lesamourai.jpgEven though I’ve gone on record as being unimpressed with the French New Wave, I still feel totally justified in my rental of Le Samourai. Movies with the word “Samurai” title have rarely let me down.

And listen to the Netflix description (with most intriguing words highlighted by me):

A little bit gangster film, a little bit samurai flick, this 1960s French masterpiece from Jean-Pierre Melville introduces the memorable anti-hero Jef Costello (Alain Delon), a contract killer with the instincts of a Japanese warrior and the features of Adonis. After offing a nightclub owner, Costello has two big problems: his double-crossing employer, who now wants him dead, and the dogged police investigator who’s determined to rein him in.

Now listen to my description:

Ninety-five minutes of attractive but vacuous people opening and closing doors and walking into rooms. Our expressionless hero spends great stretches of time lounging on a bed smoking and occasionally feeding his pet bird. The action begins with a 45-minute long police lineup, continues with a barrage of shots of the hero parking tiny French cars on Paris streets and walking into convenience stores, and culminates in a climactic 20-minute long sequence being casually pursued by old men and young women on the public transit system!

I suspect that my issues with Le Samourai are pretty much the same as my problems with Breathless: the movies it influenced are 10,000 times more interesting than the original.

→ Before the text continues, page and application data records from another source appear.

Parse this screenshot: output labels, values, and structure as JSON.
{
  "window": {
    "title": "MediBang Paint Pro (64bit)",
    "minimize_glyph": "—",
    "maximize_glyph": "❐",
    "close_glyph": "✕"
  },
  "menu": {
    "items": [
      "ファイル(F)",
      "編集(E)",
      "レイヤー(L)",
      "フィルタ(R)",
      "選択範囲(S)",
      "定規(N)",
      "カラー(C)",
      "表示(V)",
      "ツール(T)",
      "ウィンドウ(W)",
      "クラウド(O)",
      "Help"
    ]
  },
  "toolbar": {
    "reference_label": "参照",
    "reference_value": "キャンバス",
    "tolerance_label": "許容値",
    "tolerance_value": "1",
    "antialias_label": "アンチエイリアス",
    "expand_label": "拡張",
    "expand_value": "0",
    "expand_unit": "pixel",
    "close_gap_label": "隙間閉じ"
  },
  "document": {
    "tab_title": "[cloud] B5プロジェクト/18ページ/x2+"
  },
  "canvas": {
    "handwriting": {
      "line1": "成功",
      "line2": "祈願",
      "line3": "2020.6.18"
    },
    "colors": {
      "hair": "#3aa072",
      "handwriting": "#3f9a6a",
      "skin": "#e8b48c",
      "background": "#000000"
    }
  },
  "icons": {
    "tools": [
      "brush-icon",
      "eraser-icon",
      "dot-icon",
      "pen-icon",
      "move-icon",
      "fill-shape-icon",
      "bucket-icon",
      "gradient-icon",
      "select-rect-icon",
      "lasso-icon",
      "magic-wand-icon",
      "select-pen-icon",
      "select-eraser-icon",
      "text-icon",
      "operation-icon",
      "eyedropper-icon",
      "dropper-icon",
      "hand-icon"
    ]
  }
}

After watching the movie, I attempted to read more about it online to see if there was something crucial about it that I’d missed, some justification for its being called a “masterpiece” and warranting a Criterion edition. The writing about this movie is even more soporific than the movie itself, but the bits that I can glean before I nod off are always the same: it’s influenced dozens of other directors; and it’s not about action, but cinematography.

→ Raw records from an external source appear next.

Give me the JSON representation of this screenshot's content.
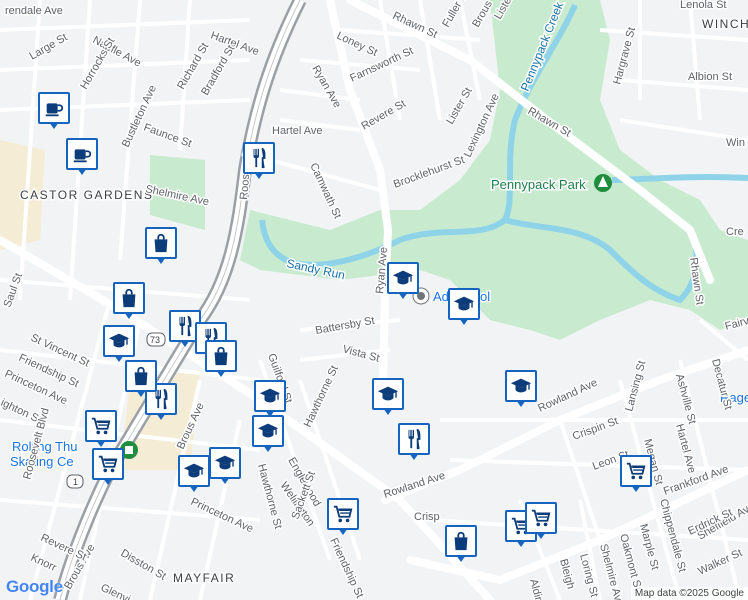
{
  "map": {
    "neighborhoods": [
      "CASTOR GARDENS",
      "MAYFAIR",
      "WINCH"
    ],
    "park": "Pennypack Park",
    "waterways": [
      "Sandy Run",
      "Pennypack Creek"
    ],
    "poi": "Ad school",
    "poi_rink": [
      "Rolling Thu",
      "Skating Ce"
    ],
    "route_shields": [
      "73",
      "1"
    ],
    "partial_label_right": "Rage",
    "streets": {
      "rendale_ave": "rendale Ave",
      "hartel_ave_top": "Hartel Ave",
      "large_st": "Large St",
      "napfle_ave": "Napfle Ave",
      "horrocks_st": "Horrocks St",
      "bustleton_ave": "Bustleton Ave",
      "faunce_st": "Faunce St",
      "richard_st": "Richard St",
      "bradford_st": "Bradford St",
      "roosevelt": "Roosevelt",
      "ryan_ave_top": "Ryan Ave",
      "loney_st": "Loney St",
      "rhawn_st_top": "Rhawn St",
      "fuller_st": "Fuller St",
      "brous_top": "Brous",
      "lister_top": "Lister",
      "farnsworth_st": "Farnsworth St",
      "revere_st_top": "Revere St",
      "hartel_ave_mid": "Hartel Ave",
      "lister_st": "Lister St",
      "lexington_ave": "Lexington Ave",
      "rhawn_st_mid": "Rhawn St",
      "camwath_st": "Camwath St",
      "brocklehurst_st": "Brocklehurst St",
      "shelmire_ave": "Shelmire Ave",
      "hargrave_st": "Hargrave St",
      "albion_st": "Albion St",
      "lenola_st": "Lenola St",
      "rhawn_st_right": "Rhawn St",
      "ryan_ave_mid": "Ryan Ave",
      "battersby_st": "Battersby St",
      "vista_st": "Vista St",
      "st_vincent_st": "St Vincent St",
      "friendship_st": "Friendship St",
      "princeton_ave": "Princeton Ave",
      "ighton_st": "ighton St",
      "saul_st": "Saul St",
      "guilford_st": "Guilford St",
      "hawthorne_st_top": "Hawthorne St",
      "brous_ave": "Brous Ave",
      "rowland_ave": "Rowland Ave",
      "rowland_ave_right": "Rowland Ave",
      "crispin_st": "Crispin St",
      "lansing_st": "Lansing St",
      "ashville_st": "Ashville St",
      "decatur_st": "Decatur St",
      "hartel_ave_right": "Hartel Ave",
      "leon_st": "Leon St",
      "megan_st": "Megan St",
      "frankford_ave": "Frankford Ave",
      "hawthorne_st_bot": "Hawthorne St",
      "englewood": "Englewood",
      "wellington": "Wellington",
      "sackett_st": "Sackett St",
      "friendship_st_bot": "Friendship St",
      "princeton_ave_bot": "Princeton Ave",
      "disston_st": "Disston St",
      "brous_ave_bot": "Brous Ave",
      "revere_st_bot": "Revere St",
      "knorr": "Knorr",
      "glenvi": "Glenvi",
      "roosevelt_blvd": "Roosevelt Blvd",
      "sheffield_ave": "Sheffield Ave",
      "erdrick_st": "Erdrick St",
      "walker_st": "Walker St",
      "chippendale_st": "Chippendale St",
      "marple_st": "Marple St",
      "oakmont_st": "Oakmont St",
      "shelmire_ave_bot": "Shelmire Ave",
      "bleigh": "Bleigh",
      "loring_st": "Loring St",
      "aldine": "Aldine",
      "cre": "Cre",
      "fairv": "Fairv",
      "win": "Win",
      "crispin_bot": "Crisp",
      "ryan_ave": "Ryan Ave"
    }
  },
  "markers": [
    {
      "type": "cafe",
      "icon": "coffee-cup-icon"
    },
    {
      "type": "cafe",
      "icon": "coffee-cup-icon"
    },
    {
      "type": "restaurant",
      "icon": "fork-knife-icon"
    },
    {
      "type": "shopping",
      "icon": "shopping-bag-icon"
    },
    {
      "type": "shopping",
      "icon": "shopping-bag-icon"
    },
    {
      "type": "school",
      "icon": "graduation-cap-icon"
    },
    {
      "type": "school",
      "icon": "graduation-cap-icon"
    },
    {
      "type": "school",
      "icon": "graduation-cap-icon"
    },
    {
      "type": "school",
      "icon": "graduation-cap-icon"
    },
    {
      "type": "school",
      "icon": "graduation-cap-icon"
    },
    {
      "type": "school",
      "icon": "graduation-cap-icon"
    },
    {
      "type": "school",
      "icon": "graduation-cap-icon"
    },
    {
      "type": "school",
      "icon": "graduation-cap-icon"
    },
    {
      "type": "school",
      "icon": "graduation-cap-icon"
    },
    {
      "type": "restaurant",
      "icon": "fork-knife-icon"
    },
    {
      "type": "restaurant",
      "icon": "fork-knife-icon"
    },
    {
      "type": "restaurant",
      "icon": "fork-knife-icon"
    },
    {
      "type": "shopping",
      "icon": "shopping-bag-icon"
    },
    {
      "type": "shopping",
      "icon": "shopping-bag-icon"
    },
    {
      "type": "grocery",
      "icon": "shopping-cart-icon"
    },
    {
      "type": "grocery",
      "icon": "shopping-cart-icon"
    },
    {
      "type": "grocery",
      "icon": "shopping-cart-icon"
    },
    {
      "type": "grocery",
      "icon": "shopping-cart-icon"
    },
    {
      "type": "grocery",
      "icon": "shopping-cart-icon"
    },
    {
      "type": "shopping",
      "icon": "shopping-bag-icon"
    },
    {
      "type": "restaurant",
      "icon": "fork-knife-icon"
    },
    {
      "type": "grocery",
      "icon": "shopping-cart-icon"
    }
  ],
  "footer": {
    "logo": "Google",
    "attribution": "Map data ©2025 Google"
  },
  "colors": {
    "park": "#c8ebd0",
    "water": "#8fd3e8",
    "marker_border": "#1565c0",
    "road_major": "#ffffff",
    "background": "#f1f3f4",
    "highway": "#9aa0a6"
  }
}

I can appreciate a filmmaker’s attempt to go for style and establish a mood over plot. Sometimes that approach even works. But whether it’s because Le Samourai has always been painfully dull, or because it’s had over 30 years of movies and TV expanding on the concept, the attempts at style here seem as forced, self-conscious, and self-important as a student film. Pointing to this movie as groundbreaking or influential seems pretty silly, since there are plenty of contemporary and earlier movies that do more interesting things with both the storytelling and the filmmaking.

So here you end up with a pretty and whisper-thin guy with an OCD fixation on his hat who lives alone with a tiny parakeet (c’mon, even Baretta had a cockatoo) and keeps all his car-stealing keys on a gigantic ring and reacts to a bullet grazing his arm by running back to his apartment and very carefully dressing the wound with a comically oversized bandage before hopping on Le Metro for a polite and relaxed ride through the Paris suburbs. When you try to sell me that as being a “samurai,” you just come across as being a poseur.